Madeline Buckley | Thursday, April 24, 2008

The Student Senate passed Wednesday a resolution to support the implementation of online teacher and course evaluations to replace the paper evaluations that are currently used in classrooms.

The move to online evaluations is an effort of the Offices of Institutional Research and Information Technology and the Advisory Committee to the Provost of Evaluation of Teaching, Academic Affairs chair Ryan Brellenthin said.

The teacher evaluations will be restructured online as Course Information Forms (CIF), and graphical representation of student’s ratings of course content and teaching style will be available in a joint system, Informing Course Selection (ICS), Brellenthin said.

The evaluation forms will be e-mailed to students and the students will have two weeks to submit the forms before study days, he said. After submitting the CIF, they will be free to access the ICS, which will give them information from evaluations to aid them in choosing courses for the next semester.

Brellenthin said there several advantages to the new system, such as a longer time to fill out the CIF and more privacy while doing so.

“Many students don’t take the time to fill out [the current paper evaluations],” he said. “They don’t put in much effort and then they leave class early.”

Many students feel the pressure to rush through the evaluations or are hampered by a lack of privacy, Brellenthin said.

“The data being collected isn’t that great,” he said. “And the online forms will enable students to take more time to carefully fill out the forms.”

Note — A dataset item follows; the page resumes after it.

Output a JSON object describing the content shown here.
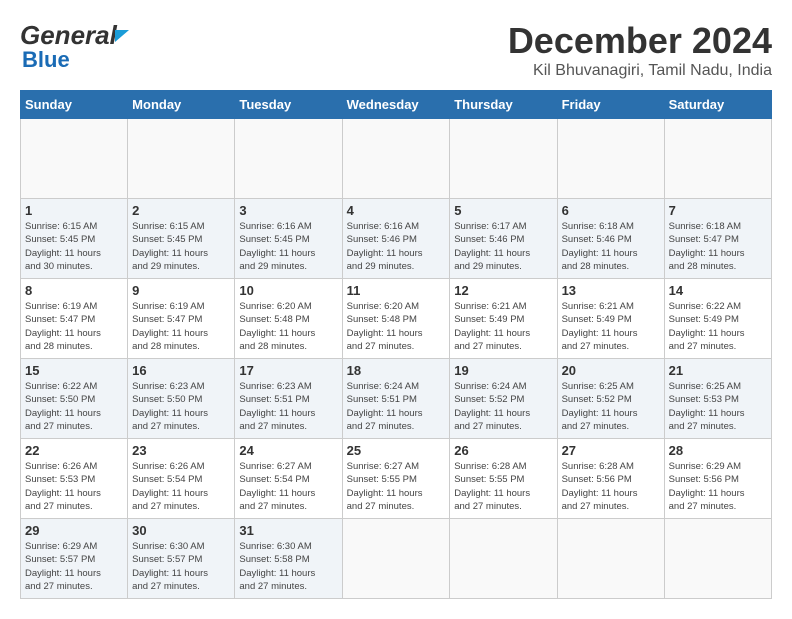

The ICS is another benefit to the online system, as it allows students to access the evaluation results, Brellenthin said.

“The ICS will have information on the type of text books used, the workload, whether the class is mostly lectures or discussions and so on,” he said.

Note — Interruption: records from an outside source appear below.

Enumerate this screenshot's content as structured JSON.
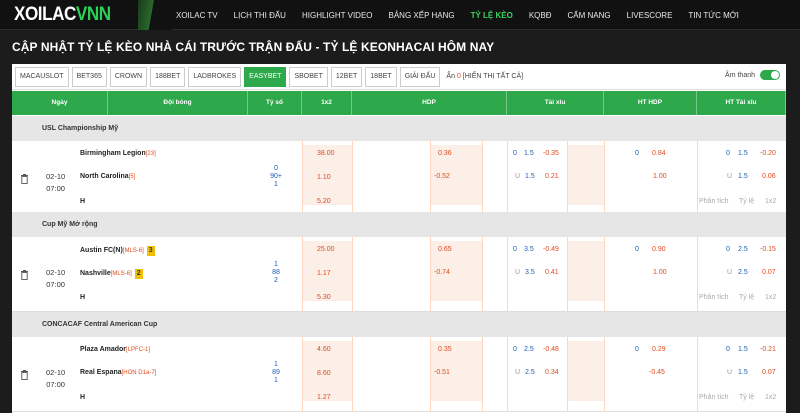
{
  "site": {
    "logo_main": "XOILAC",
    "logo_accent": "VNN"
  },
  "nav": [
    {
      "label": "XOILAC TV",
      "active": false
    },
    {
      "label": "LỊCH THI ĐẤU",
      "active": false
    },
    {
      "label": "HIGHLIGHT VIDEO",
      "active": false
    },
    {
      "label": "BẢNG XẾP HẠNG",
      "active": false
    },
    {
      "label": "TỶ LỆ KÈO",
      "active": true
    },
    {
      "label": "KQBĐ",
      "active": false
    },
    {
      "label": "CẨM NANG",
      "active": false
    },
    {
      "label": "LIVESCORE",
      "active": false
    },
    {
      "label": "TIN TỨC MỚI",
      "active": false
    }
  ],
  "page_title": "CẬP NHẬT TỶ LỆ KÈO NHÀ CÁI TRƯỚC TRẬN ĐẤU - TỶ LỆ KEONHACAI HÔM NAY",
  "bookmaker_tabs": [
    {
      "label": "MACAUSLOT",
      "active": false
    },
    {
      "label": "BET365",
      "active": false
    },
    {
      "label": "CROWN",
      "active": false
    },
    {
      "label": "188BET",
      "active": false
    },
    {
      "label": "LADBROKES",
      "active": false
    },
    {
      "label": "EASYBET",
      "active": true
    },
    {
      "label": "SBOBET",
      "active": false
    },
    {
      "label": "12BET",
      "active": false
    },
    {
      "label": "18BET",
      "active": false
    },
    {
      "label": "GIẢI ĐẤU",
      "active": false
    }
  ],
  "hidden": {
    "label": "Ẩn",
    "count": "0",
    "show_all": "[HIỂN THỊ TẤT CẢ]"
  },
  "sound": {
    "label": "Âm thanh",
    "enabled": true
  },
  "columns": [
    "Ngày",
    "Đội bóng",
    "Tỷ số",
    "1x2",
    "HDP",
    "Tài xỉu",
    "HT HDP",
    "HT Tài xỉu"
  ],
  "colors": {
    "accent": "#2da84a",
    "odds_red": "#e04b1d",
    "odds_blue": "#1e5db5",
    "header_bg": "#111111"
  },
  "matches": [
    {
      "league": "USL Championship Mỹ",
      "date": "02-10",
      "time": "07:00",
      "home": {
        "name": "Birmingham Legion",
        "rank": "[23]",
        "badge": ""
      },
      "away": {
        "name": "North Carolina",
        "rank": "[5]",
        "badge": ""
      },
      "draw_label": "H",
      "score": [
        "0",
        "90+",
        "1"
      ],
      "x12": [
        "38.00",
        "1.10",
        "5.20"
      ],
      "hdp": {
        "home_odds": "0.36",
        "away_line": "-0.52",
        "away_odds": ""
      },
      "ou": {
        "line1_label": "0",
        "line1": "1.5",
        "over": "-0.35",
        "line2_label": "U",
        "line2": "1.5",
        "under": "0.21"
      },
      "ht_hdp": {
        "line": "0",
        "home": "0.84",
        "away": "1.00"
      },
      "ht_ou": {
        "l1": "0",
        "v1": "1.5",
        "o": "-0.20",
        "l2": "U",
        "v2": "1.5",
        "u": "0.06"
      },
      "links": [
        "Phân tích",
        "Tỷ lệ",
        "1x2"
      ]
    },
    {
      "league": "Cup Mỹ Mở rộng",
      "date": "02-10",
      "time": "07:00",
      "home": {
        "name": "Austin FC(N)",
        "rank": "[MLS-6]",
        "badge": "3"
      },
      "away": {
        "name": "Nashville",
        "rank": "[MLS-6]",
        "badge": "2"
      },
      "draw_label": "H",
      "score": [
        "1",
        "88",
        "2"
      ],
      "x12": [
        "25.00",
        "1.17",
        "5.30"
      ],
      "hdp": {
        "home_odds": "0.65",
        "away_line": "-0.74",
        "away_odds": ""
      },
      "ou": {
        "line1_label": "0",
        "line1": "3.5",
        "over": "-0.49",
        "line2_label": "U",
        "line2": "3.5",
        "under": "0.41"
      },
      "ht_hdp": {
        "line": "0",
        "home": "0.90",
        "away": "1.00"
      },
      "ht_ou": {
        "l1": "0",
        "v1": "2.5",
        "o": "-0.15",
        "l2": "U",
        "v2": "2.5",
        "u": "0.07"
      },
      "links": [
        "Phân tích",
        "Tỷ lệ",
        "1x2"
      ]
    },
    {
      "league": "CONCACAF Central American Cup",
      "date": "02-10",
      "time": "07:00",
      "home": {
        "name": "Plaza Amador",
        "rank": "[LPFC-1]",
        "badge": ""
      },
      "away": {
        "name": "Real Espana",
        "rank": "[HON D1a-7]",
        "badge": ""
      },
      "draw_label": "H",
      "score": [
        "1",
        "89",
        "1"
      ],
      "x12": [
        "4.60",
        "8.60",
        "1.27"
      ],
      "hdp": {
        "home_odds": "0.35",
        "away_line": "-0.51",
        "away_odds": ""
      },
      "ou": {
        "line1_label": "0",
        "line1": "2.5",
        "over": "-0.48",
        "line2_label": "U",
        "line2": "2.5",
        "under": "0.34"
      },
      "ht_hdp": {
        "line": "0",
        "home": "0.29",
        "away": "-0.45"
      },
      "ht_ou": {
        "l1": "0",
        "v1": "1.5",
        "o": "-0.21",
        "l2": "U",
        "v2": "1.5",
        "u": "0.07"
      },
      "links": [
        "Phân tích",
        "Tỷ lệ",
        "1x2"
      ]
    }
  ]
}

The current Teacher Course Evaluations seem to get lost in a black hole, he said. The online system will allow students to actually see the information gathered from the evaluations.

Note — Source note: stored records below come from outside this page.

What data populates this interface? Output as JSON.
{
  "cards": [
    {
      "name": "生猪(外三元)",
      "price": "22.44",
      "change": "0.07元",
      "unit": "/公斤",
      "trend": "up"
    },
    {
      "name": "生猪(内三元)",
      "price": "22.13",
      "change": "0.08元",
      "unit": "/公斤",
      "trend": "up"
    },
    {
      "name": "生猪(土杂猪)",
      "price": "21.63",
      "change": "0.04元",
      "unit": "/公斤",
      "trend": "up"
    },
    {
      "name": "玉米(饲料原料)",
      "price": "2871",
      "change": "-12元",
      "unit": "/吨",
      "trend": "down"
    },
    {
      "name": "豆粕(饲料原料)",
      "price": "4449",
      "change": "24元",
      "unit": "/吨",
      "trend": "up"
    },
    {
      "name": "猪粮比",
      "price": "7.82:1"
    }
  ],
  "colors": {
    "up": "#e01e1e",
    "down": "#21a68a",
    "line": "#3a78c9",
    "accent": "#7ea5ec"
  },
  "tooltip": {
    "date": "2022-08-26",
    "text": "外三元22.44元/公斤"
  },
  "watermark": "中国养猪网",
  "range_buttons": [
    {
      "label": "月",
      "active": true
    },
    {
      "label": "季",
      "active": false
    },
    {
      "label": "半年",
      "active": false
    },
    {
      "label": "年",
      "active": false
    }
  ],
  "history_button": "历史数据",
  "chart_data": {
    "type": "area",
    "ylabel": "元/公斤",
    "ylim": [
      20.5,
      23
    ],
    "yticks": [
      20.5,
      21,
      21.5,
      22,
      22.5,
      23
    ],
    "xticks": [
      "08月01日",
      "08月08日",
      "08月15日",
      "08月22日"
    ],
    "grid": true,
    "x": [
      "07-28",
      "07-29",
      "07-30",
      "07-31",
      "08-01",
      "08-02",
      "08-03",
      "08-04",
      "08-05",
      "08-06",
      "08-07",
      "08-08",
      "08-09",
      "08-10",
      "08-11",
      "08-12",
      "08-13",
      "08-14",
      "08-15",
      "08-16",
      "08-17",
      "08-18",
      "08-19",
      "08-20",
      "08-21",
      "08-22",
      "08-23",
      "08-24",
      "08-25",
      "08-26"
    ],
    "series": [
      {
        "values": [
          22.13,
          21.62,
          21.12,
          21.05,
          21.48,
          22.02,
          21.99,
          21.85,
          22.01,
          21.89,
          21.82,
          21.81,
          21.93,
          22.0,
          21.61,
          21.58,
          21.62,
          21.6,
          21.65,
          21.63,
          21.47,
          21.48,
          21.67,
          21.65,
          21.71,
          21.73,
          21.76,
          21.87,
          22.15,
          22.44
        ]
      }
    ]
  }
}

Although the resolution passed, many senators voiced concerns on the switch from the paper form to an online form.

Sorin Senator Michael Sayles questioned whether students would be motivated to fill out the forms outside of class.

“Students may have a really hard time going online and finding the time to evaluate five classes,” he said.

Student body vice president Grant Schmidt said students will not be able to access the ICS information when darting if they did not fill out the CIF.

“There is the incentive about having objective information about classes,” he said.

Several senators also raised the objection that the ICS will motivate students to seek out “easy classes” with fewer papers and lighter reading loads.

“These evaluations are not in the spirit of higher education,” Gender Issues chair Patrick Tighe said. “If you want to know about course, talk to the professor or an advisor. [Education] is not about making decisions about courses based on numbers.”

While the switch to online course evaluations will occur, the committees in charge of the transition will consider the issues raised by senators and continue to consult with student government to improve the system, Academic Affairs chair Brellenthin said.

In other senate news:

– Chief Executive Assistant Karen Koski discussed the possibility of a fall festival taking place the Friday before the Michigan game. Different clubs on campus will sponsor food and games directed toward Alumni and their families to showcase university life, she said.

– Community Relations chair Gus Gari announced the Taste of South Bend will take place on Fieldhouse Mall Wednesday April 30. Local restaurants will give away free food, he said.